I just do not understand the need to judge other people’s lives so harshly, as if any one of us has all the right answers?! Why not just see the good in people and recognize that she is expressing her feelings about her life, which is perfectly fine? It’s great, in fact, that she has found this way to get her thoughts, feelings, and opinions out into the world. If that’s what makes her feel good, then why not? Why should anyone care anyway?

All of this got me thinking though, and I wondered where I stood on the matter of roles and responsibilities in a family, as a woman in her early 30s preparing for marriage and motherhood.

Well, it seems to me that a lot of women actually like to ‘wear the pants’ and manage the house! Although I definitely think there are some men somewhere who can do it really well, it is more commonly seen that women take on the bulk of this work in a household, often without their partners even fathoming the intricacies of all that they do.

This is where the conversation typically turns to a discussion about gender roles, and many will argue that the old-fashioned views of women needing to manage the household is unfair and that we should change the way we think about these responsibilities.

But doesn’t it also seem like many women also just prefer to do it? Isn’t it maybe that many (not all) of us women can’t wait to be moms and get to do all those things?

Don’t many women enjoy doing the organizing, the keeping the kids fed and ready to meet the world, getting to shop and decide what products everyone uses, taking pride in a clean home, getting to plan for success and enjoy the love that they cultivate within their family?

I understand that for some it’s not that they want to take on so many tasks, rather it’s that if they don’t plan it or manage it then it might not get done, or it will be done in such a way that ruins other plans or takes more time to fix than it would have to have just done it themselves. That makes it hard to delegate, which could understandably lead to frustrated exhaustion.

I’m sure that a lot of the time it’s that mothers do like doing a lot of these things, they just wish they had more help with it or that their partner enjoyed it as much as they do, and so they are again frustrated and exhausted.

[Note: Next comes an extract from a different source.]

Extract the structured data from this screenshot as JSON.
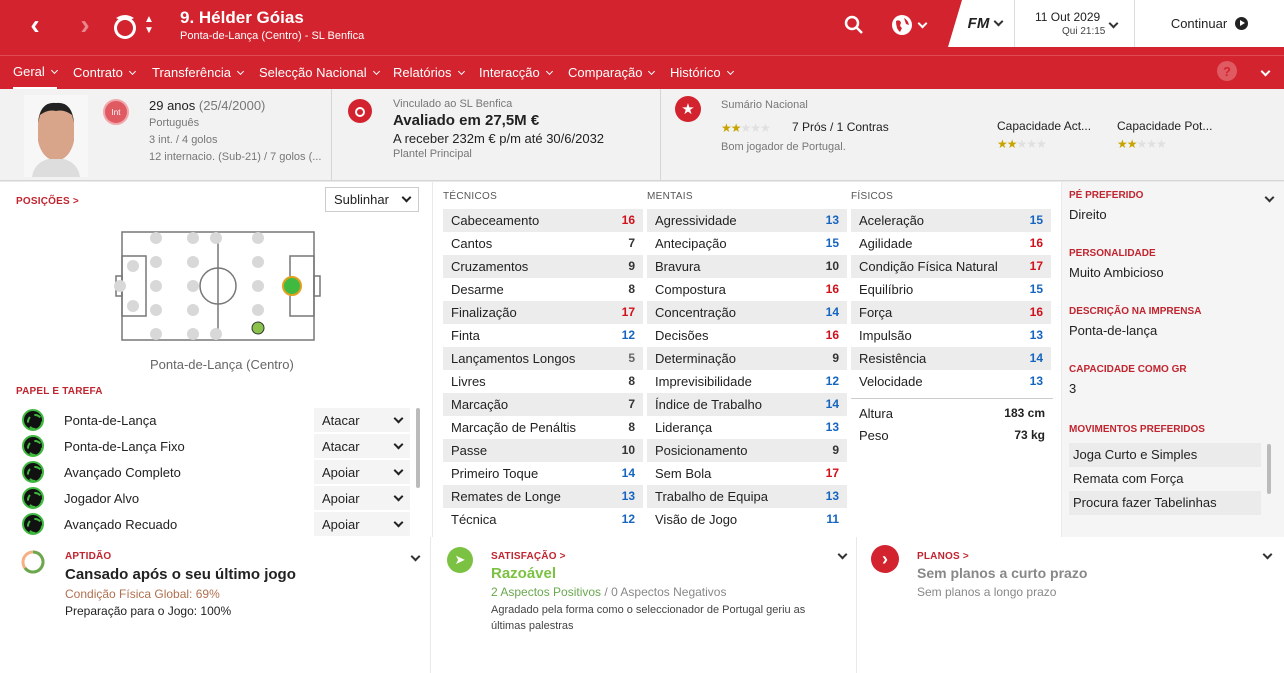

But it is okay to admit that you are tired! Recognize it and do something about it!

Even with all these frustrations, I still believe in the importance of appreciating what you have and enjoying that time while it lasts, because you only get to do it for a fraction of a lifetime. Although you will be a parent forever, your children will grow and you will enter a new phase of your life. I am determined to make the most of raising a family and being a wife, because I can’t see how life would be tolerable if I didn’t look to the good as much as possible and as often as I can.

So I’ll be tired. I’ll be tired from making memories for the whole family. Still, time will pass and life will change but the memories will last forever.

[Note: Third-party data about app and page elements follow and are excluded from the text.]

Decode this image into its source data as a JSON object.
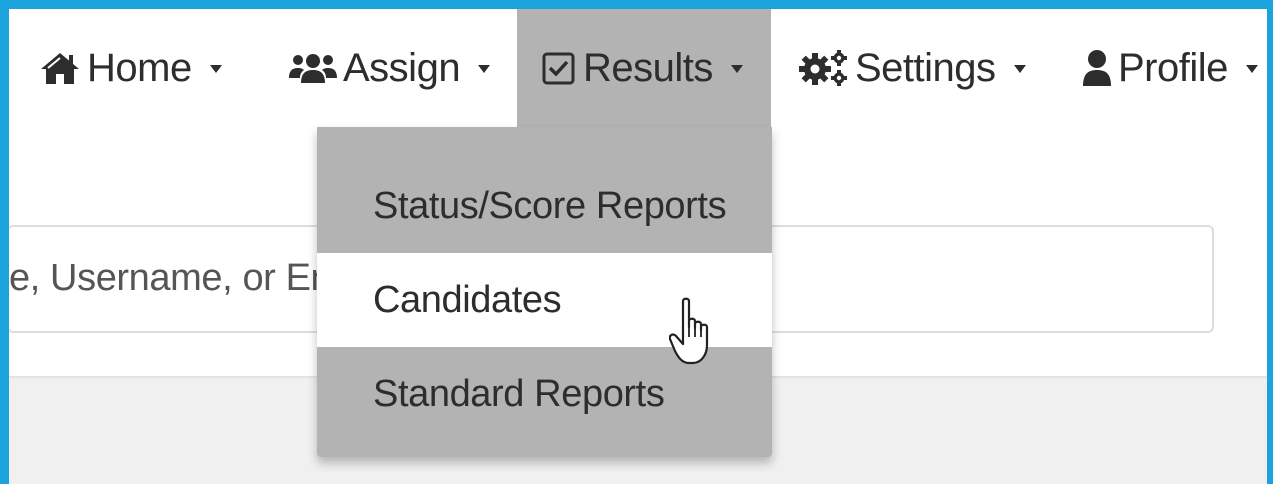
{
  "navbar": {
    "items": [
      {
        "label": "Home",
        "icon": "home-icon"
      },
      {
        "label": "Assign",
        "icon": "users-icon"
      },
      {
        "label": "Results",
        "icon": "checkbox-icon",
        "active": true
      },
      {
        "label": "Settings",
        "icon": "gears-icon"
      },
      {
        "label": "Profile",
        "icon": "user-icon"
      }
    ]
  },
  "search": {
    "visible_text": "e, Username, or Em"
  },
  "results_menu": {
    "items": [
      {
        "label": "Status/Score Reports"
      },
      {
        "label": "Candidates",
        "hovered": true
      },
      {
        "label": "Standard Reports"
      }
    ]
  },
  "colors": {
    "frame_border": "#1aa3dc",
    "active_nav_bg": "#b3b3b3",
    "dropdown_bg": "#b3b3b3",
    "hover_item_bg": "#ffffff",
    "panel_bg": "#f0f0f0",
    "text": "#2d2d2d"
  },
  "cursor": {
    "icon": "hand-pointer-icon"
  }
}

I know that mine sounds like a pretty rosy picture and that eventually I will have to work to keep this perspective. I know that it won’t feel great all the time and sometimes it might feel awful. I might need to really push myself sometimes to remember what a gift I have. And when I need to, I will.

I’m not even a mother yet but I am so aware that we can never know how much time is left with a person or how your life will change, so we need to cherish the time that we do have and make the most of it, no matter the circumstance. Learning to feel happy with what you do have even when things are shitty? Who wouldn’t want that?

I also know there will of course be many women who read this and think, “But I don’t love all those things!” That is more than fine. Do your best to make your life the one you want to live.

As for me, I can’t wait to try raising good little humans and getting to do it all with my very best friend.

I’m saying I know it is going to be hard, but I also know that I am choosing to do it because at the end of the day, this is the life I’ve signed up for, and I’m creating the life I choose.

“Learn to appreciate what you have, before time makes you appreciate what you had.”

–  unknown